START DATA RECORDS

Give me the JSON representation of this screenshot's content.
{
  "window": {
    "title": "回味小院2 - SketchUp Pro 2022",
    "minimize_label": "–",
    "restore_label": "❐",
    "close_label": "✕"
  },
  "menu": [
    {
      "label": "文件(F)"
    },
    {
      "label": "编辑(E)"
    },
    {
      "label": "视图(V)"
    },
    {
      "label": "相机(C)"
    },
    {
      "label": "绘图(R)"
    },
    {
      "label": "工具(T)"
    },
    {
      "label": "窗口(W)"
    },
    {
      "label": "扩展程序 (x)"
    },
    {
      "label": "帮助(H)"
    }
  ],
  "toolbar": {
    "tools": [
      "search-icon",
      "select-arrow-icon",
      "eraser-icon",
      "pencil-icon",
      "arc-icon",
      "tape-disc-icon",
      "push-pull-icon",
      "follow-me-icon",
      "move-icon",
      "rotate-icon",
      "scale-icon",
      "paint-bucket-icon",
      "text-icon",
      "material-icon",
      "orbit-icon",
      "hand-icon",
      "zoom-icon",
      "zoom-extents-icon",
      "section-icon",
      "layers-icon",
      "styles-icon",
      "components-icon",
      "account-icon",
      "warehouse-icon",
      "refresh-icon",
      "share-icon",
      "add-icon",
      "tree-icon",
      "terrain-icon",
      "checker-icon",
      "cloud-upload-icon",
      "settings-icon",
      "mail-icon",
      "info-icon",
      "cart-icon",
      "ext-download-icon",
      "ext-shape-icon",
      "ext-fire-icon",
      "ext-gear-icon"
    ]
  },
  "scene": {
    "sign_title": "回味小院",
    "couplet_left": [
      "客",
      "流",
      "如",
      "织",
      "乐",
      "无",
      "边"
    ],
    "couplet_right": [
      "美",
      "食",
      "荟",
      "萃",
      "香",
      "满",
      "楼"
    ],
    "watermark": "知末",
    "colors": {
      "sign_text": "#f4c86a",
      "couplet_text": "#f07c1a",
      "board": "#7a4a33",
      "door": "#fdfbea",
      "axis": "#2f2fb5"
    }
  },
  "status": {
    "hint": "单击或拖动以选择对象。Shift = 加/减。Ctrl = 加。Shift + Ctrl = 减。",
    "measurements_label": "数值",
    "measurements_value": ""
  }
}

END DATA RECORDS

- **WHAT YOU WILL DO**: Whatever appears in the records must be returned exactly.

- **ANSWER BOX**:
Give me the JSON representation of this screenshot's content.
{
  "window": {
    "title": "回味小院2 - SketchUp Pro 2022",
    "minimize_label": "–",
    "restore_label": "❐",
    "close_label": "✕"
  },
  "menu": [
    {
      "label": "文件(F)"
    },
    {
      "label": "编辑(E)"
    },
    {
      "label": "视图(V)"
    },
    {
      "label": "相机(C)"
    },
    {
      "label": "绘图(R)"
    },
    {
      "label": "工具(T)"
    },
    {
      "label": "窗口(W)"
    },
    {
      "label": "扩展程序 (x)"
    },
    {
      "label": "帮助(H)"
    }
  ],
  "toolbar": {
    "tools": [
      "search-icon",
      "select-arrow-icon",
      "eraser-icon",
      "pencil-icon",
      "arc-icon",
      "tape-disc-icon",
      "push-pull-icon",
      "follow-me-icon",
      "move-icon",
      "rotate-icon",
      "scale-icon",
      "paint-bucket-icon",
      "text-icon",
      "material-icon",
      "orbit-icon",
      "hand-icon",
      "zoom-icon",
      "zoom-extents-icon",
      "section-icon",
      "layers-icon",
      "styles-icon",
      "components-icon",
      "account-icon",
      "warehouse-icon",
      "refresh-icon",
      "share-icon",
      "add-icon",
      "tree-icon",
      "terrain-icon",
      "checker-icon",
      "cloud-upload-icon",
      "settings-icon",
      "mail-icon",
      "info-icon",
      "cart-icon",
      "ext-download-icon",
      "ext-shape-icon",
      "ext-fire-icon",
      "ext-gear-icon"
    ]
  },
  "scene": {
    "sign_title": "回味小院",
    "couplet_left": [
      "客",
      "流",
      "如",
      "织",
      "乐",
      "无",
      "边"
    ],
    "couplet_right": [
      "美",
      "食",
      "荟",
      "萃",
      "香",
      "满",
      "楼"
    ],
    "watermark": "知末",
    "colors": {
      "sign_text": "#f4c86a",
      "couplet_text": "#f07c1a",
      "board": "#7a4a33",
      "door": "#fdfbea",
      "axis": "#2f2fb5"
    }
  },
  "status": {
    "hint": "单击或拖动以选择对象。Shift = 加/减。Ctrl = 加。Shift + Ctrl = 减。",
    "measurements_label": "数值",
    "measurements_value": ""
  }
}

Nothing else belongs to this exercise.